* _SOURCE MATERIAL_:
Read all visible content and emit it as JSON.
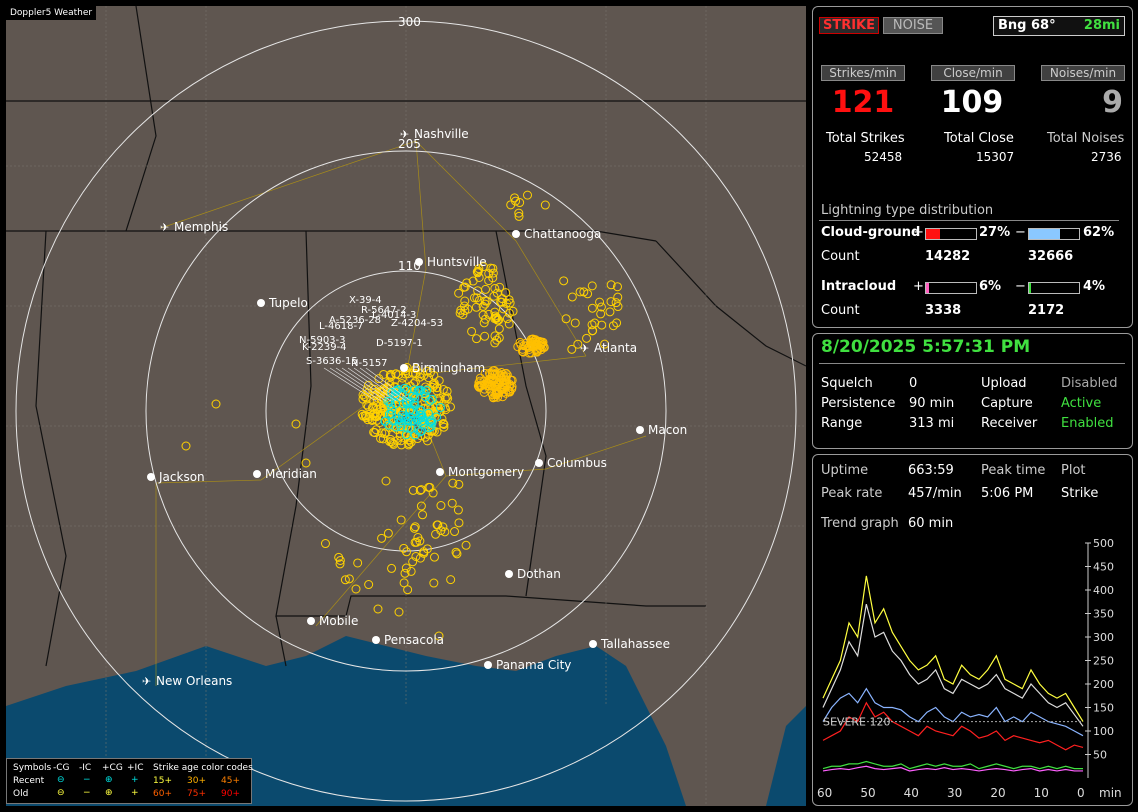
{
  "app_title": "Doppler5 Weather",
  "map": {
    "range_labels": [
      "300",
      "205",
      "110"
    ],
    "cities": [
      {
        "name": "Nashville",
        "icon": "airport"
      },
      {
        "name": "Memphis",
        "icon": "airport"
      },
      {
        "name": "Chattanooga",
        "icon": "dot"
      },
      {
        "name": "Huntsville",
        "icon": "dot"
      },
      {
        "name": "Tupelo",
        "icon": "dot"
      },
      {
        "name": "Atlanta",
        "icon": "airport"
      },
      {
        "name": "Birmingham",
        "icon": "dot"
      },
      {
        "name": "Macon",
        "icon": "dot"
      },
      {
        "name": "Jackson",
        "icon": "dot"
      },
      {
        "name": "Meridian",
        "icon": "dot"
      },
      {
        "name": "Montgomery",
        "icon": "dot"
      },
      {
        "name": "Columbus",
        "icon": "dot"
      },
      {
        "name": "Dothan",
        "icon": "dot"
      },
      {
        "name": "Mobile",
        "icon": "dot"
      },
      {
        "name": "Pensacola",
        "icon": "dot"
      },
      {
        "name": "Tallahassee",
        "icon": "dot"
      },
      {
        "name": "Panama City",
        "icon": "dot"
      },
      {
        "name": "New Orleans",
        "icon": "airport"
      }
    ],
    "cell_labels": [
      "X-39-4",
      "R-5647-2",
      "A-5236-28",
      "L-4014-3",
      "L-4618-7",
      "Z-4204-53",
      "N-5903-3",
      "D-5197-1",
      "K-2239-4",
      "S-3636-15",
      "N-5157"
    ],
    "colors": {
      "land": "#5f5650",
      "water": "#0b4a6e",
      "cg": "#ffd200",
      "ic": "#00e0e0",
      "range_ring": "#e6e6e6"
    }
  },
  "legend": {
    "symbols_label": "Symbols",
    "cols": [
      "-CG",
      "-IC",
      "+CG",
      "+IC"
    ],
    "age_label": "Strike age color codes",
    "recent_label": "Recent",
    "old_label": "Old",
    "recent_ages": [
      "15+",
      "30+",
      "45+"
    ],
    "old_ages": [
      "60+",
      "75+",
      "90+"
    ]
  },
  "strike_panel": {
    "strike_btn": "STRIKE",
    "noise_btn": "NOISE",
    "bearing": "Bng 68°",
    "distance": "28mi",
    "rate_headers": [
      "Strikes/min",
      "Close/min",
      "Noises/min"
    ],
    "rates": [
      "121",
      "109",
      "9"
    ],
    "totals_labels": [
      "Total Strikes",
      "Total Close",
      "Total Noises"
    ],
    "totals": [
      "52458",
      "15307",
      "2736"
    ],
    "dist_title": "Lightning type distribution",
    "cloud_ground_label": "Cloud-ground",
    "cg_pos_sign": "+",
    "cg_pos_pct": "27%",
    "cg_pos_frac": 0.27,
    "cg_neg_sign": "−",
    "cg_neg_pct": "62%",
    "cg_neg_frac": 0.62,
    "count_label": "Count",
    "cg_pos_count": "14282",
    "cg_neg_count": "32666",
    "intracloud_label": "Intracloud",
    "ic_pos_sign": "+",
    "ic_pos_pct": "6%",
    "ic_pos_frac": 0.06,
    "ic_neg_sign": "−",
    "ic_neg_pct": "4%",
    "ic_neg_frac": 0.04,
    "ic_pos_count": "3338",
    "ic_neg_count": "2172"
  },
  "status_panel": {
    "datetime": "8/20/2025 5:57:31 PM",
    "squelch_label": "Squelch",
    "squelch": "0",
    "upload_label": "Upload",
    "upload": "Disabled",
    "persistence_label": "Persistence",
    "persistence": "90 min",
    "capture_label": "Capture",
    "capture": "Active",
    "range_label": "Range",
    "range": "313 mi",
    "receiver_label": "Receiver",
    "receiver": "Enabled"
  },
  "trend_panel": {
    "uptime_label": "Uptime",
    "uptime": "663:59",
    "peak_time_label": "Peak time",
    "plot_label": "Plot",
    "peak_rate_label": "Peak rate",
    "peak_rate": "457/min",
    "peak_time": "5:06 PM",
    "plot": "Strike",
    "trend_label": "Trend graph",
    "trend": "60 min",
    "severe_label": "SEVERE 120",
    "x_ticks": [
      "60",
      "50",
      "40",
      "30",
      "20",
      "10",
      "0"
    ],
    "x_unit": "min",
    "y_ticks": [
      "500",
      "450",
      "400",
      "350",
      "300",
      "250",
      "200",
      "150",
      "100",
      "50"
    ]
  },
  "chart_data": {
    "type": "line",
    "x": [
      60,
      58,
      56,
      54,
      52,
      50,
      48,
      46,
      44,
      42,
      40,
      38,
      36,
      34,
      32,
      30,
      28,
      26,
      24,
      22,
      20,
      18,
      16,
      14,
      12,
      10,
      8,
      6,
      4,
      2,
      0
    ],
    "xlim": [
      60,
      0
    ],
    "ylim": [
      0,
      500
    ],
    "series": [
      {
        "color": "#ffff40",
        "values": [
          170,
          210,
          250,
          330,
          300,
          430,
          330,
          360,
          310,
          280,
          250,
          230,
          240,
          260,
          210,
          200,
          240,
          220,
          210,
          230,
          260,
          210,
          200,
          190,
          230,
          200,
          180,
          170,
          180,
          150,
          120
        ]
      },
      {
        "color": "#dddddd",
        "values": [
          150,
          190,
          230,
          290,
          260,
          370,
          300,
          310,
          270,
          250,
          220,
          200,
          210,
          230,
          190,
          180,
          210,
          200,
          190,
          200,
          220,
          190,
          180,
          170,
          200,
          180,
          160,
          150,
          160,
          135,
          110
        ]
      },
      {
        "color": "#8ab4ff",
        "values": [
          120,
          150,
          170,
          180,
          160,
          190,
          160,
          150,
          150,
          145,
          130,
          120,
          140,
          150,
          130,
          120,
          140,
          130,
          135,
          130,
          150,
          120,
          130,
          120,
          140,
          130,
          120,
          115,
          110,
          100,
          90
        ]
      },
      {
        "color": "#ff2020",
        "values": [
          80,
          90,
          100,
          130,
          120,
          160,
          130,
          140,
          120,
          110,
          100,
          90,
          110,
          100,
          95,
          90,
          110,
          100,
          85,
          90,
          100,
          80,
          90,
          85,
          80,
          75,
          80,
          70,
          60,
          70,
          65
        ]
      },
      {
        "color": "#40e040",
        "values": [
          20,
          25,
          25,
          30,
          30,
          35,
          30,
          25,
          25,
          30,
          20,
          25,
          30,
          25,
          30,
          25,
          25,
          30,
          20,
          25,
          30,
          25,
          20,
          25,
          25,
          20,
          25,
          20,
          25,
          20,
          20
        ]
      },
      {
        "color": "#ff60ff",
        "values": [
          15,
          18,
          20,
          18,
          22,
          25,
          20,
          18,
          20,
          22,
          15,
          18,
          20,
          18,
          22,
          18,
          20,
          18,
          15,
          18,
          20,
          18,
          15,
          18,
          20,
          15,
          18,
          15,
          18,
          15,
          15
        ]
      }
    ]
  }
}
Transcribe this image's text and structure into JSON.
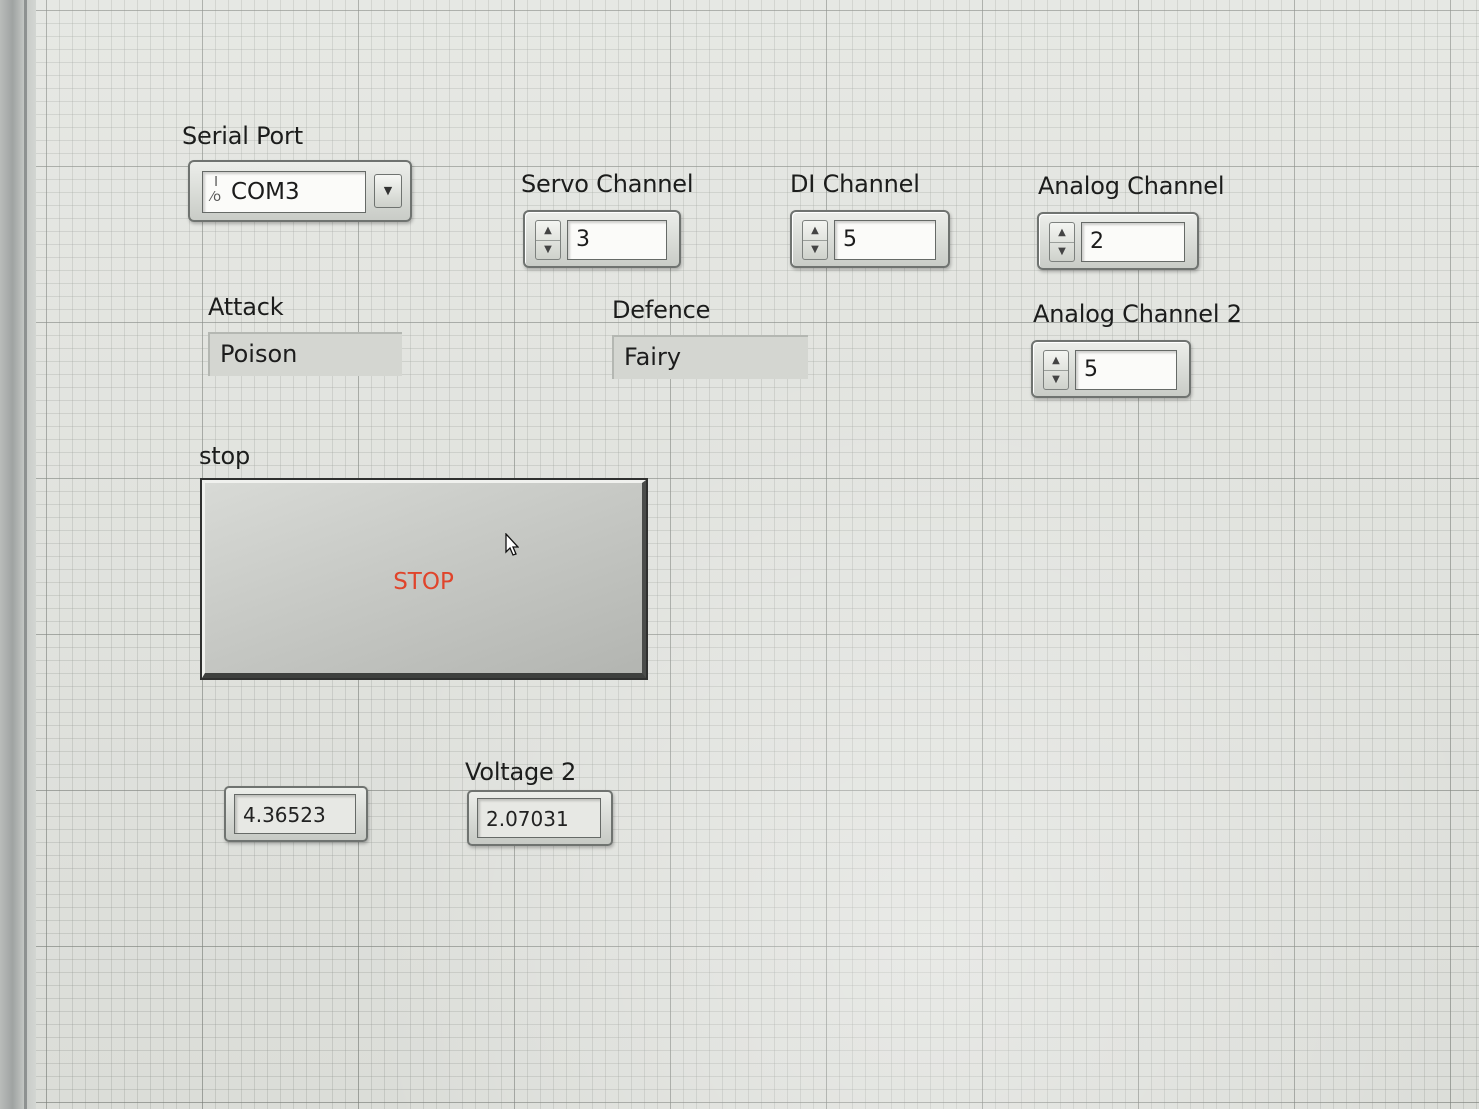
{
  "serial_port": {
    "label": "Serial Port",
    "value": "COM3",
    "icon": "visa-resource-icon"
  },
  "servo_channel": {
    "label": "Servo Channel",
    "value": "3"
  },
  "di_channel": {
    "label": "DI Channel",
    "value": "5"
  },
  "analog_channel": {
    "label": "Analog Channel",
    "value": "2"
  },
  "analog_channel_2": {
    "label": "Analog Channel 2",
    "value": "5"
  },
  "attack": {
    "label": "Attack",
    "value": "Poison"
  },
  "defence": {
    "label": "Defence",
    "value": "Fairy"
  },
  "stop": {
    "label": "stop",
    "button_text": "STOP",
    "text_color": "#e0442b"
  },
  "voltage_1": {
    "value": "4.36523"
  },
  "voltage_2": {
    "label": "Voltage 2",
    "value": "2.07031"
  }
}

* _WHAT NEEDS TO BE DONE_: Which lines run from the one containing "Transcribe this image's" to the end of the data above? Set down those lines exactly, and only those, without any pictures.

* _YOUR RESPONSE_:
Transcribe this image's text and structure into JSON.
{
  "serial_port": {
    "label": "Serial Port",
    "value": "COM3",
    "icon": "visa-resource-icon"
  },
  "servo_channel": {
    "label": "Servo Channel",
    "value": "3"
  },
  "di_channel": {
    "label": "DI Channel",
    "value": "5"
  },
  "analog_channel": {
    "label": "Analog Channel",
    "value": "2"
  },
  "analog_channel_2": {
    "label": "Analog Channel 2",
    "value": "5"
  },
  "attack": {
    "label": "Attack",
    "value": "Poison"
  },
  "defence": {
    "label": "Defence",
    "value": "Fairy"
  },
  "stop": {
    "label": "stop",
    "button_text": "STOP",
    "text_color": "#e0442b"
  },
  "voltage_1": {
    "value": "4.36523"
  },
  "voltage_2": {
    "label": "Voltage 2",
    "value": "2.07031"
  }
}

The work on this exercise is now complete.